[Dataset rows for apps and sites]

==========

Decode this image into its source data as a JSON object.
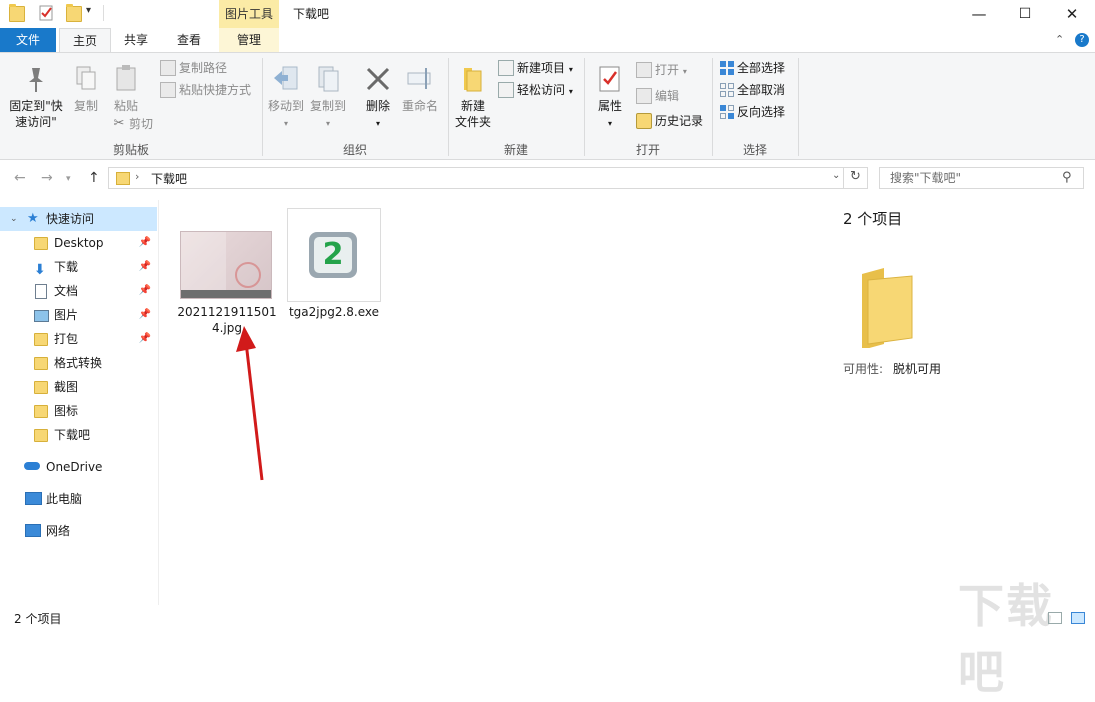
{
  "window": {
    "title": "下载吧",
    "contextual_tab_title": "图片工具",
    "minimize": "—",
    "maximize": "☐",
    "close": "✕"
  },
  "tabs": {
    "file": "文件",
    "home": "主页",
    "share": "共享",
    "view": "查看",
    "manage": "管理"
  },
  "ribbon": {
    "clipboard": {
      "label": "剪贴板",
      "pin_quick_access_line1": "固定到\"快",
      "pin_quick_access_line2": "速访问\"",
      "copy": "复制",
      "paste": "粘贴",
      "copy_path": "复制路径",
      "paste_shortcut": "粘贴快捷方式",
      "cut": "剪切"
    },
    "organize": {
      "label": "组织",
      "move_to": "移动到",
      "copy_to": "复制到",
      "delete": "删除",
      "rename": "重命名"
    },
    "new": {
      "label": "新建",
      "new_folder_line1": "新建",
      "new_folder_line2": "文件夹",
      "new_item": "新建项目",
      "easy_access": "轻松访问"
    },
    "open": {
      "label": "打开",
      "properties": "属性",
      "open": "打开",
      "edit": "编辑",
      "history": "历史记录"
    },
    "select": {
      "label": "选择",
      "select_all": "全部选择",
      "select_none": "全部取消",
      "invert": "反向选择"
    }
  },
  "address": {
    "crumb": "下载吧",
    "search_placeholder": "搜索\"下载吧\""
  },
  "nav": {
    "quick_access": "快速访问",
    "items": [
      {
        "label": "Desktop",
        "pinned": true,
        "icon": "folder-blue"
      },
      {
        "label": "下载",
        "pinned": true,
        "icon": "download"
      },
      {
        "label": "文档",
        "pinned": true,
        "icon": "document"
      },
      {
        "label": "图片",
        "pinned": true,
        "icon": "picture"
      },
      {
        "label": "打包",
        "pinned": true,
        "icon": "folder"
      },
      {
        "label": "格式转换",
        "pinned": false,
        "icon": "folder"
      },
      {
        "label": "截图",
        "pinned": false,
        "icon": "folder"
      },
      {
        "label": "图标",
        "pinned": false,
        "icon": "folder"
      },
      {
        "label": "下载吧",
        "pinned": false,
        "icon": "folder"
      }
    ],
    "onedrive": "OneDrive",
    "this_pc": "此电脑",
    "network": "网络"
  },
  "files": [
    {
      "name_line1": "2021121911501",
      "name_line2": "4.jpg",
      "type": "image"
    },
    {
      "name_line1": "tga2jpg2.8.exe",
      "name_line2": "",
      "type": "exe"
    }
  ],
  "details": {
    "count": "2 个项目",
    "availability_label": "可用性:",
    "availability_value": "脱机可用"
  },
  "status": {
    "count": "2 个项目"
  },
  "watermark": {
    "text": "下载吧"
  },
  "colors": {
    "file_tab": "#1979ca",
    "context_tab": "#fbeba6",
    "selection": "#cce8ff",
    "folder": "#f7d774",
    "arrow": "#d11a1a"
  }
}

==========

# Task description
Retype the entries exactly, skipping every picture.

# Reply
Decode this image into its source data as a JSON object.
{
  "window": {
    "title": "下载吧",
    "contextual_tab_title": "图片工具",
    "minimize": "—",
    "maximize": "☐",
    "close": "✕"
  },
  "tabs": {
    "file": "文件",
    "home": "主页",
    "share": "共享",
    "view": "查看",
    "manage": "管理"
  },
  "ribbon": {
    "clipboard": {
      "label": "剪贴板",
      "pin_quick_access_line1": "固定到\"快",
      "pin_quick_access_line2": "速访问\"",
      "copy": "复制",
      "paste": "粘贴",
      "copy_path": "复制路径",
      "paste_shortcut": "粘贴快捷方式",
      "cut": "剪切"
    },
    "organize": {
      "label": "组织",
      "move_to": "移动到",
      "copy_to": "复制到",
      "delete": "删除",
      "rename": "重命名"
    },
    "new": {
      "label": "新建",
      "new_folder_line1": "新建",
      "new_folder_line2": "文件夹",
      "new_item": "新建项目",
      "easy_access": "轻松访问"
    },
    "open": {
      "label": "打开",
      "properties": "属性",
      "open": "打开",
      "edit": "编辑",
      "history": "历史记录"
    },
    "select": {
      "label": "选择",
      "select_all": "全部选择",
      "select_none": "全部取消",
      "invert": "反向选择"
    }
  },
  "address": {
    "crumb": "下载吧",
    "search_placeholder": "搜索\"下载吧\""
  },
  "nav": {
    "quick_access": "快速访问",
    "items": [
      {
        "label": "Desktop",
        "pinned": true,
        "icon": "folder-blue"
      },
      {
        "label": "下载",
        "pinned": true,
        "icon": "download"
      },
      {
        "label": "文档",
        "pinned": true,
        "icon": "document"
      },
      {
        "label": "图片",
        "pinned": true,
        "icon": "picture"
      },
      {
        "label": "打包",
        "pinned": true,
        "icon": "folder"
      },
      {
        "label": "格式转换",
        "pinned": false,
        "icon": "folder"
      },
      {
        "label": "截图",
        "pinned": false,
        "icon": "folder"
      },
      {
        "label": "图标",
        "pinned": false,
        "icon": "folder"
      },
      {
        "label": "下载吧",
        "pinned": false,
        "icon": "folder"
      }
    ],
    "onedrive": "OneDrive",
    "this_pc": "此电脑",
    "network": "网络"
  },
  "files": [
    {
      "name_line1": "2021121911501",
      "name_line2": "4.jpg",
      "type": "image"
    },
    {
      "name_line1": "tga2jpg2.8.exe",
      "name_line2": "",
      "type": "exe"
    }
  ],
  "details": {
    "count": "2 个项目",
    "availability_label": "可用性:",
    "availability_value": "脱机可用"
  },
  "status": {
    "count": "2 个项目"
  },
  "watermark": {
    "text": "下载吧"
  },
  "colors": {
    "file_tab": "#1979ca",
    "context_tab": "#fbeba6",
    "selection": "#cce8ff",
    "folder": "#f7d774",
    "arrow": "#d11a1a"
  }
}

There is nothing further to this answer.